#### Extracted records:
↓↓↓

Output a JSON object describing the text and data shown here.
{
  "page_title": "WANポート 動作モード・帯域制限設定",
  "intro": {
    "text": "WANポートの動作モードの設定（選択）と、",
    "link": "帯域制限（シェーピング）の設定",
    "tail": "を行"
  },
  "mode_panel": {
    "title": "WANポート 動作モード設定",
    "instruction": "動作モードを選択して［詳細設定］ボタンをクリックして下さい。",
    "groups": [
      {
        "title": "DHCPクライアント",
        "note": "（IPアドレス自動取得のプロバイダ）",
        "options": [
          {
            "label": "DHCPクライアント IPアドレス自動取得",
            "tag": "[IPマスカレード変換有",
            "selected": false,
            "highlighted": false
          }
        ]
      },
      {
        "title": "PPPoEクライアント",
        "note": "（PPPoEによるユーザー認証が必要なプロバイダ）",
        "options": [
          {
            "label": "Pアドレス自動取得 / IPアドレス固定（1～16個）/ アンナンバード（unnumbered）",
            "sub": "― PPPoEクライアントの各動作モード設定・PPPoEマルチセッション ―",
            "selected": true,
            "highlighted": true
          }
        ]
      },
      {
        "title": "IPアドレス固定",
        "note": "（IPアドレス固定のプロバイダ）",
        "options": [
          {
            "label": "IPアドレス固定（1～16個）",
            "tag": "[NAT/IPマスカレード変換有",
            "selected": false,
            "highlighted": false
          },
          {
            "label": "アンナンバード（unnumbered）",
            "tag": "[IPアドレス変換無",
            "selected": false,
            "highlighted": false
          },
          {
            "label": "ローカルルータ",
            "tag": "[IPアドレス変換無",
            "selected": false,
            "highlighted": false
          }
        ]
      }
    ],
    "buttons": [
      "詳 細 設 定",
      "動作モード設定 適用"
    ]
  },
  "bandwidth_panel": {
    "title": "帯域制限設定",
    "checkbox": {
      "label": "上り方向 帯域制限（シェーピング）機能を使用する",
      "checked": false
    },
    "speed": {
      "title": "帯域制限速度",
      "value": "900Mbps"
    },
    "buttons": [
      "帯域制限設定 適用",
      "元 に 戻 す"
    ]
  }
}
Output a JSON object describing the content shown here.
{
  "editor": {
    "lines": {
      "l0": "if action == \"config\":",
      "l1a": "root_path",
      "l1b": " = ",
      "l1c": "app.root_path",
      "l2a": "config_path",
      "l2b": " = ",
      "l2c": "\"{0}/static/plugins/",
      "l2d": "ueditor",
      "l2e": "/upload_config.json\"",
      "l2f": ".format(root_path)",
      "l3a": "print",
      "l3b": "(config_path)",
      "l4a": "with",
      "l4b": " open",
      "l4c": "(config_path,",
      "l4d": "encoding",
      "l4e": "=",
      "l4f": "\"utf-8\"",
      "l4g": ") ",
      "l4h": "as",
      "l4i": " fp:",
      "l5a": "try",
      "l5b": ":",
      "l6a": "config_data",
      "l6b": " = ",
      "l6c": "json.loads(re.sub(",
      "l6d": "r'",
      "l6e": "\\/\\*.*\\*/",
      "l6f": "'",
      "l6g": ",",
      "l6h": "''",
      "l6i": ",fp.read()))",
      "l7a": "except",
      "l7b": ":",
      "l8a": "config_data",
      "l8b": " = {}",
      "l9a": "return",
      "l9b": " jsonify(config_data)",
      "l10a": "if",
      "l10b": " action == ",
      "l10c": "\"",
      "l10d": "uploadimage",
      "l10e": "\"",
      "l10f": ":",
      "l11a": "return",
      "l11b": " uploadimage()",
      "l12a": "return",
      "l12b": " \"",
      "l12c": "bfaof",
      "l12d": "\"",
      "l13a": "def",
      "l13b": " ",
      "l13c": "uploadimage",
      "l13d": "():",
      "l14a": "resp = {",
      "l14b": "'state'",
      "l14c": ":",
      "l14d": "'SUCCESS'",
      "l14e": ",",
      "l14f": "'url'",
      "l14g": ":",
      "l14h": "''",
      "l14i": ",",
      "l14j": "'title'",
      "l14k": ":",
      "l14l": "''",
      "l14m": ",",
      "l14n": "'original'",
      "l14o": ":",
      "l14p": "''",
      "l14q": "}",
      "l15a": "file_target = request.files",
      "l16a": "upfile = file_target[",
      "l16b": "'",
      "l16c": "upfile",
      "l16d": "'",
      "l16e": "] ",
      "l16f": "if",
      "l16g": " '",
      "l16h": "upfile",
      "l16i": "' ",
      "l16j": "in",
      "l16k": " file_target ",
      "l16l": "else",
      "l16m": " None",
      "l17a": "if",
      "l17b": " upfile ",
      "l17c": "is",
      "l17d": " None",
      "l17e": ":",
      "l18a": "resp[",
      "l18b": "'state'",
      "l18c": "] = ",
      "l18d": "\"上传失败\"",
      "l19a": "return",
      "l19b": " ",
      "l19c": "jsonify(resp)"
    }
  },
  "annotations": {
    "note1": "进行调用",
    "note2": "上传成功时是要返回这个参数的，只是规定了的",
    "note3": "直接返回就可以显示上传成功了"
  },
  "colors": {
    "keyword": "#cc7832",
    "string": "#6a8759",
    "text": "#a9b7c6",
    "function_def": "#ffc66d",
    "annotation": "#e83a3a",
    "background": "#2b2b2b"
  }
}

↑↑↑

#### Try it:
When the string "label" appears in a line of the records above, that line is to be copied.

#### Finished exercise:
            "label": "DHCPクライアント IPアドレス自動取得",
            "label": "Pアドレス自動取得 / IPアドレス固定（1～16個）/ アンナンバード（unnumbered）",
            "label": "IPアドレス固定（1～16個）",
            "label": "アンナンバード（unnumbered）",
            "label": "ローカルルータ",
      "label": "上り方向 帯域制限（シェーピング）機能を使用する",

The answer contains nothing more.